The results are in: no dress is exempt. Every sheath, ballgown and fishtail needs a nip here and a tuck there
When I found my own dream dress, I was under no illusions that it wouldn’t need altering. With a fair few fashion articles for this magazine under my belt, I had been well warned about the extra (but entirely necessary) cost, having heard the anecdotes of brides who didn’t factor it into their budget. Nonetheless, the work was more extensive than even I had imagined. Learn from my mistake and arm yourself with the facts.
Money is tight. You’re scheming, certain there’s a way out of parting with the dosh. Believe us, there isn’t. Take some comfort from the fact your dress is not the only one needing alterations. “Nearly all gowns will need some sort of adjustment,” confirms Andrina Greig of Glasgow-based Fabricated Bridal Alterations. “Even if a dress is ‘made to measure’, it doesn’t mean it will really measure up. Bear this in mind when you purchase your gown.”
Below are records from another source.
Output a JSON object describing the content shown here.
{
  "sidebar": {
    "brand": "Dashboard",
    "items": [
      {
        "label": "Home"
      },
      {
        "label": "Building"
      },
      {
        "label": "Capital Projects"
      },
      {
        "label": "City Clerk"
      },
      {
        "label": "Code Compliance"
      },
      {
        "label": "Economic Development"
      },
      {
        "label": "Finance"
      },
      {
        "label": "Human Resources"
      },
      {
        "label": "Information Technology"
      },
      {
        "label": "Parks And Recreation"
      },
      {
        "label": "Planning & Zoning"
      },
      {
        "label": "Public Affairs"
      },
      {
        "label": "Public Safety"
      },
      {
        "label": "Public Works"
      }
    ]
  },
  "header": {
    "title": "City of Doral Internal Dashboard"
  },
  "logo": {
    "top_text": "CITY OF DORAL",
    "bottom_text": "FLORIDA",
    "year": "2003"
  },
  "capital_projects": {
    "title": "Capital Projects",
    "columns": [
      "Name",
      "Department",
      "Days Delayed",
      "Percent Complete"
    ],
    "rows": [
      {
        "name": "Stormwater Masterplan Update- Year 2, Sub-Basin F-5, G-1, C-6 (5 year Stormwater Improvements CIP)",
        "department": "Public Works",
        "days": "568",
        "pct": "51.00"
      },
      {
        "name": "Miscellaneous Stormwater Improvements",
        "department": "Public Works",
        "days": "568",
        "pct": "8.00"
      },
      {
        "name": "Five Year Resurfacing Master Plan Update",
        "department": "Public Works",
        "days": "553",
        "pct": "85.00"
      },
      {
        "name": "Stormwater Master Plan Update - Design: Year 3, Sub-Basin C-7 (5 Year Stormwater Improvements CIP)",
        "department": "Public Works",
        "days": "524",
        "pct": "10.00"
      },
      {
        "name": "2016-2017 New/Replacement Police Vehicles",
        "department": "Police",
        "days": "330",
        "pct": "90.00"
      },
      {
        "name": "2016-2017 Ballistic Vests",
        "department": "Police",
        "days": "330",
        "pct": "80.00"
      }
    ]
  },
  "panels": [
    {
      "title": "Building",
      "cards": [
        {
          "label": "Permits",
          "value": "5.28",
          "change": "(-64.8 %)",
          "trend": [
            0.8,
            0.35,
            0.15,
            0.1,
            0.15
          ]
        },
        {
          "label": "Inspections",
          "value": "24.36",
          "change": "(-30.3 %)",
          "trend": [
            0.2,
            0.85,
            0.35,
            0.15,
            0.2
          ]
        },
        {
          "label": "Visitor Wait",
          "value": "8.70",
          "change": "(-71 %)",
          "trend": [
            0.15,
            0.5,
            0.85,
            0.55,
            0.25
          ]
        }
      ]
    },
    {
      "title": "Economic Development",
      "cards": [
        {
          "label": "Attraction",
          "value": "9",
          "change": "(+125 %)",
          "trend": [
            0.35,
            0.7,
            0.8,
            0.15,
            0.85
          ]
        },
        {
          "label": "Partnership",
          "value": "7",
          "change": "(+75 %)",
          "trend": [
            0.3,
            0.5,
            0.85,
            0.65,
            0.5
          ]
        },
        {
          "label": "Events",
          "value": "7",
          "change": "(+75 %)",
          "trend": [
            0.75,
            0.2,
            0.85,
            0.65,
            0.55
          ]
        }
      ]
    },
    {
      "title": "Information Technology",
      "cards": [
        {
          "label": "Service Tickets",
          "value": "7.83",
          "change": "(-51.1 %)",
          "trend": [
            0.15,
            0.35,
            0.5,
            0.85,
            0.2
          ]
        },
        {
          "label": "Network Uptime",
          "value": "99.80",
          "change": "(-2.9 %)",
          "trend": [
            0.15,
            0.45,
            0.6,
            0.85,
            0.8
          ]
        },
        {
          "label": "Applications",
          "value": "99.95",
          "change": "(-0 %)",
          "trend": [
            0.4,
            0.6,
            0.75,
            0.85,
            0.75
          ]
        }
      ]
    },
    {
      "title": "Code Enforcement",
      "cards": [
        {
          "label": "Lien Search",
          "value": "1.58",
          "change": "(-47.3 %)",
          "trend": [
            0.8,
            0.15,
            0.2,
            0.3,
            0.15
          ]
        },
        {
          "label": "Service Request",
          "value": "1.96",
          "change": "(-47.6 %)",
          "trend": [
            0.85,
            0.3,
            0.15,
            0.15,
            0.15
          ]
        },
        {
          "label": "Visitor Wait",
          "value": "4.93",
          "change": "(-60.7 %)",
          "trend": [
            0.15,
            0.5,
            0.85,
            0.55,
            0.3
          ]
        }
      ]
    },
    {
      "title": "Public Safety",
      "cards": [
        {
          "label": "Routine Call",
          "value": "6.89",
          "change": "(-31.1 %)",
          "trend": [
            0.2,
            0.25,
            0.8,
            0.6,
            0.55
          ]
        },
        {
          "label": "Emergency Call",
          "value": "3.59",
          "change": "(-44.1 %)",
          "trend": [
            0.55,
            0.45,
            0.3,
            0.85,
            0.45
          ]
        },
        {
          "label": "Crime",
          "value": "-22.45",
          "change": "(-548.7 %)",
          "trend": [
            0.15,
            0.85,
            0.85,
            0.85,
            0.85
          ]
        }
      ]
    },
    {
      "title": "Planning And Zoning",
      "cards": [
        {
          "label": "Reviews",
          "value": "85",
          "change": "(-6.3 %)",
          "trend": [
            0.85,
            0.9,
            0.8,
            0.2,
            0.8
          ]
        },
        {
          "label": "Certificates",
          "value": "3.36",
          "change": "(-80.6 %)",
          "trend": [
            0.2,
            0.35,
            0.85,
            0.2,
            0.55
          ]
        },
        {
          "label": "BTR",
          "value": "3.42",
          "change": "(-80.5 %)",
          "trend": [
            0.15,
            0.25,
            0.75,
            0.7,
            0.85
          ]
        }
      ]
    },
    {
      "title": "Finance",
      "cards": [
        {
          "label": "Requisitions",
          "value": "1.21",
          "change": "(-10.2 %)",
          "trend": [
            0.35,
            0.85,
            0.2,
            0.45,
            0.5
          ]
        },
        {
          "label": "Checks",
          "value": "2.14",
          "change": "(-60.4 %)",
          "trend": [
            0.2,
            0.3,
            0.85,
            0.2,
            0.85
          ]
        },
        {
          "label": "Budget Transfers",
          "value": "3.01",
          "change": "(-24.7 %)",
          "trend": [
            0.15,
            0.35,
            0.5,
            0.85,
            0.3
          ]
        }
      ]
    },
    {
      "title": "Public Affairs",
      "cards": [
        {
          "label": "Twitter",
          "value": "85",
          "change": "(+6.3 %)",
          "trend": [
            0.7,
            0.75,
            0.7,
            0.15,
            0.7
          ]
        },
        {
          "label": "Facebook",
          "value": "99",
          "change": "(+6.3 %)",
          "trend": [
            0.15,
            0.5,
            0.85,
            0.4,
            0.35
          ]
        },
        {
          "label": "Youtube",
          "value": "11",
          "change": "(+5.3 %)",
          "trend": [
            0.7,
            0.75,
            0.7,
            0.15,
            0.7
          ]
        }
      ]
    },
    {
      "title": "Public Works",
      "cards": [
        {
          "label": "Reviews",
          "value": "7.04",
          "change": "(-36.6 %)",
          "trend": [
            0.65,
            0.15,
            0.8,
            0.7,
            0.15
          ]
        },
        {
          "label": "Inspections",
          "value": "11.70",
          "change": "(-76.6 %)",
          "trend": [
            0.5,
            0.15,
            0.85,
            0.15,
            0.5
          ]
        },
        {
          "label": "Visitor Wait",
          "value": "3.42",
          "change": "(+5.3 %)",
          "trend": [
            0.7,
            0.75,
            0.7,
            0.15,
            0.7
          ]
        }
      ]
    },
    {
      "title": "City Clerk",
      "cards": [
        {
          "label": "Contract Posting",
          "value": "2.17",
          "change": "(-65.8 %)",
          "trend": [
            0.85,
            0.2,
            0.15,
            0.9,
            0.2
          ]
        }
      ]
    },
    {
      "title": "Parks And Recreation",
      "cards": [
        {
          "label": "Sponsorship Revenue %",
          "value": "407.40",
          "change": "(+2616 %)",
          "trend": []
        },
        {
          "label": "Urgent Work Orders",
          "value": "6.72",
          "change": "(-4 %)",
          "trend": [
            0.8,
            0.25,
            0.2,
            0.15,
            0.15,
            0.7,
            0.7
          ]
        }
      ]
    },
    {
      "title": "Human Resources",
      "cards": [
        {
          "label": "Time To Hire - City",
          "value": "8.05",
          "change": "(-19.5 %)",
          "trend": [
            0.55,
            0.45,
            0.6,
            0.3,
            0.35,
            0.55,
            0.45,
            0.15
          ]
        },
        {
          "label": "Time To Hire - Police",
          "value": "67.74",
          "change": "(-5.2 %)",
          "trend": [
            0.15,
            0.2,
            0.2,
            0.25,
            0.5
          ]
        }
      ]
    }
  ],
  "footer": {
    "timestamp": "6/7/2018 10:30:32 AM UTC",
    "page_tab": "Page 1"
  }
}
“I wish women knew right from the outset that they’ll need alterations!” laments Ivory Whites’ owner Karyn McLeod. “People assume the dress will just fit when ordered from the designer, but this is very hard to achieve. Most brides are changing shape and it is rare not to need tailoring to some degree.”
The tailoring process begins as soon as your dress is delivered, normally with six to eight weeks left until your big day. “Once the gown arrives in store, we call the bride and make the first fitting appointment,” says Christine Fyfe at Loch Lomond boutique Bridal Atelier Scotland. “This should take from 45 minutes to an hour and a half, depending on the style. The number of further appointments will hinge on the amount of changes required.”
Some stores only arrange fittings (typically two or three are needed) on specific days, when the dressmaker is available. It’s important you establish with your boutique at the outset where these will take place, as this will certainly have an impact on you. Will it be taken care of in-house or will it be outsourced to a local seamstress? “We have in-house dressmakers,” divulges Kudos Bridal Boutiques’ Lisa Middleton. “This makes the whole experience easier. We are able to store the gown in our boutique, which means the bride doesn’t have to worry about keeping it at home or with family and travelling back and forth to an external seamstress.”
Ivory Whites also carries out alterations in-house. “I am here to talk to brides about any questions they have, and the seamstress will chip in with her opinion,” says Karyn. “Fittings night is always fun. We do the alterations and then try on accessories to complete the look.”
With this in mind, which common fixes (usually coming in at approximately £200 to £250, according to the boutiques we consulted) should you reasonably expect your gown to need? “Shortening hemlines, adding cups and general bodice changes are typical,” Christine tells us. A bustle (a loop sewn into the underside of your skirt or a series of buttons or poppers to secure a long train) is also a regular alteration you should be aware of.
So why are such changes expensive? “Some gowns have layers and layers of varying fabrics, so the time required to fix things is more than you might realise – what seems like a small tweak may consist of opening up quite a few seams or removing beading and appliqué before the work can be done,” she explains. “And don’t forget that the dresses are made to a standard size but every bride is a different shape.”
Andrina is honest about the complexity of this essential step. “Alterations are a highly skilled task, especially with the current trend of all-over lace and beading,” she points out. “When a beaded dress is tackled, all the beads straddling the seams come off, the change is sewn in and then the beads are reattached – by hand.”
On the flip side, if you allow it, tailoring can be creative as well as functional. “We put alterations into two categories,” outlines Lisa. “We have basic tweaks, which are capped at £250. We then have customisations available via our in-house designer. These cover things like creating straps or perhaps designing a removable skirt for two looks in one. Recently, our designer transformed a relatively structured satin gown by intro-ducing a soft lace skirt and matching straps. The result was a floaty bohemian piece.”
It might even lead to sweet, sentimental extras. “You may want to add a piece of fabric from a loved one’s shirt or incorporate jewellery into the decoration,” suggests Christine. Not a dry eye…